Today's a huge Booker/Blakely day.
Here's another opinion -- this one from the Ninth Circuit -- about what facts can permissibly be used in sentencing. The opinion by Judge Fernandez holds, consistent with the view of all of the other circuits that have considered the issue, that a judge may increase a sentence even based upon conduct for which the defendant has been acquitted at trial.
What's most interesting about the case is Judge Betty Fletcher's dissent. It takes a lot to get Judge Fletcher to dissent, and given the uniformity of the federal circuits on this issue, it may facially be surprising that she elects to dissent here. Nonetheless, the use of acquitted conduct in sentencing is sufficiently counterintutive -- at least to Judge Fletcher -- to compel a dissent.
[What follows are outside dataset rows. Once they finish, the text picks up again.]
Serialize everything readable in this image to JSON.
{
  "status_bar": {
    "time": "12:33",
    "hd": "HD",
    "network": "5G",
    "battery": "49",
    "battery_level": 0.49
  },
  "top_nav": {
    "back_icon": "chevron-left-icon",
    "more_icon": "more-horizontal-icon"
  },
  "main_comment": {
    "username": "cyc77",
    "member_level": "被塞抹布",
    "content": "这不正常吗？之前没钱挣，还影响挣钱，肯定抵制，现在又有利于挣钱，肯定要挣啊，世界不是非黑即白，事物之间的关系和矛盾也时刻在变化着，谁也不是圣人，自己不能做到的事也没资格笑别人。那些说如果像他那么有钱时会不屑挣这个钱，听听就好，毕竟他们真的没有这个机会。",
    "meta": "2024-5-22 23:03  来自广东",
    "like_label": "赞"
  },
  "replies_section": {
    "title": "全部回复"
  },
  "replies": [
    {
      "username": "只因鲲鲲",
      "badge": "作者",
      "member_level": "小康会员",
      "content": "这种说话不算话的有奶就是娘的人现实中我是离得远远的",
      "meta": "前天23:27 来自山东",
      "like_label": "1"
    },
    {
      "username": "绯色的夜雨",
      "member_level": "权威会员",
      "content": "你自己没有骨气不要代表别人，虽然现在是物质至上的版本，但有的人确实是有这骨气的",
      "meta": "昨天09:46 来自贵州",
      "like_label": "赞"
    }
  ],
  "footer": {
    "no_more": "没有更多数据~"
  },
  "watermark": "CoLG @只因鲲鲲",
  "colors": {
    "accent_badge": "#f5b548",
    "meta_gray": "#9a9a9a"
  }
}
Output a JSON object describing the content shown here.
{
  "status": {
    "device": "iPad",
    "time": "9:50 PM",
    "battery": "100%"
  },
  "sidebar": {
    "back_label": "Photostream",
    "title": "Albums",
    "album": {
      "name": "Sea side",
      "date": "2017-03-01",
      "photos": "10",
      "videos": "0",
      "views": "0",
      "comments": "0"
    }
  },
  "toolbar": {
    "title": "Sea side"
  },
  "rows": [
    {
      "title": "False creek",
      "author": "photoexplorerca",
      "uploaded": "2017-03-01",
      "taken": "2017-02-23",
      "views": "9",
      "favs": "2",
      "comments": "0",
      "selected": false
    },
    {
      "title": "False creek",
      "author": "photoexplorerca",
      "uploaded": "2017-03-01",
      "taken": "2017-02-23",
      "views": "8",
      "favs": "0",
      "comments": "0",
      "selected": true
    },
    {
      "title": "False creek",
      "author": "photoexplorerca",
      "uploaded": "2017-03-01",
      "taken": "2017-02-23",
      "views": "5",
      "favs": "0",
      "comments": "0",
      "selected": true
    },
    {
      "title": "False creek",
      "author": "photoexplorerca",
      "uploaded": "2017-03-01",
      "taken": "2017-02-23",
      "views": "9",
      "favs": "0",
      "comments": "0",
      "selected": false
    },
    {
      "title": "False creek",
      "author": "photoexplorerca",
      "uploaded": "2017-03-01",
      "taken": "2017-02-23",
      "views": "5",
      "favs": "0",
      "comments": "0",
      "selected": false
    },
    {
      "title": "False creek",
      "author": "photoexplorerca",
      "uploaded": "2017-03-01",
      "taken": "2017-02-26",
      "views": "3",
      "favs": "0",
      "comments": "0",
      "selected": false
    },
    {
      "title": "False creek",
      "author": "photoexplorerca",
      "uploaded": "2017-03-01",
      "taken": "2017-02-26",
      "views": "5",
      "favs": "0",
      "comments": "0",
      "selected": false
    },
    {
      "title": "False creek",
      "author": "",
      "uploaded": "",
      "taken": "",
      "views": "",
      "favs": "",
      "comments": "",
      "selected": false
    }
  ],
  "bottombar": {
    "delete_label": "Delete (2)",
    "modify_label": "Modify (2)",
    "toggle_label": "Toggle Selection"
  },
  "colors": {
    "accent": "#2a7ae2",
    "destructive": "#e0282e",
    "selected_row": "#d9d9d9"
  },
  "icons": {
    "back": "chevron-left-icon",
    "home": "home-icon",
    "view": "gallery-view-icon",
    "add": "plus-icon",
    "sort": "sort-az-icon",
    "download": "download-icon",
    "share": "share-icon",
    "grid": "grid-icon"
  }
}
Judge Fletcher's dissent has some pretty good lines, and uses Blackstone and others to highlight the significance of a jury's verdict and the dangers that arise from the rejection of that verdict in sentencing. She says, for example: "By considering acquitted conduct, a judge thwarts the express will of the jury . . . and imposes a punishment based on conduct for which the government tried, but failed, to get a conviction. Such a sentence has little relation to the actual conviction, and is based on an accusation that failed to receive confirmation from the defendant’s equals and neighbors. . . . The fact that a jury has not authorized a particular punishment is never more clear than when the jury is asked for, yet specifically withholds, that authorization." Pretty powerful stuff.
In the end, I think that Judge Fernandez probably correctly predicts what the Supreme Court would hold; namely, that Watts survives Booker. But Judge Fletcher makes some darn good policy arguments to the contrary, and were Watts ever to be revisited, her dissent would be a good starting point. Especially in a case like this one, when the sentence that the defendants receive is based almost entirely on conduct for which they were acquitted.
Judge Fletcher says that "[w]hen a jury refuses to convict defendants of several counts, but the trial court nonetheless relies on that same acquitted conduct to increase the defendants’ sentences sevenfold, the jury has not authorized the resulting sentences in any meaningful sense." She's got a point there. Not one, I think, that's recognized by precedent. But a point nonetheless.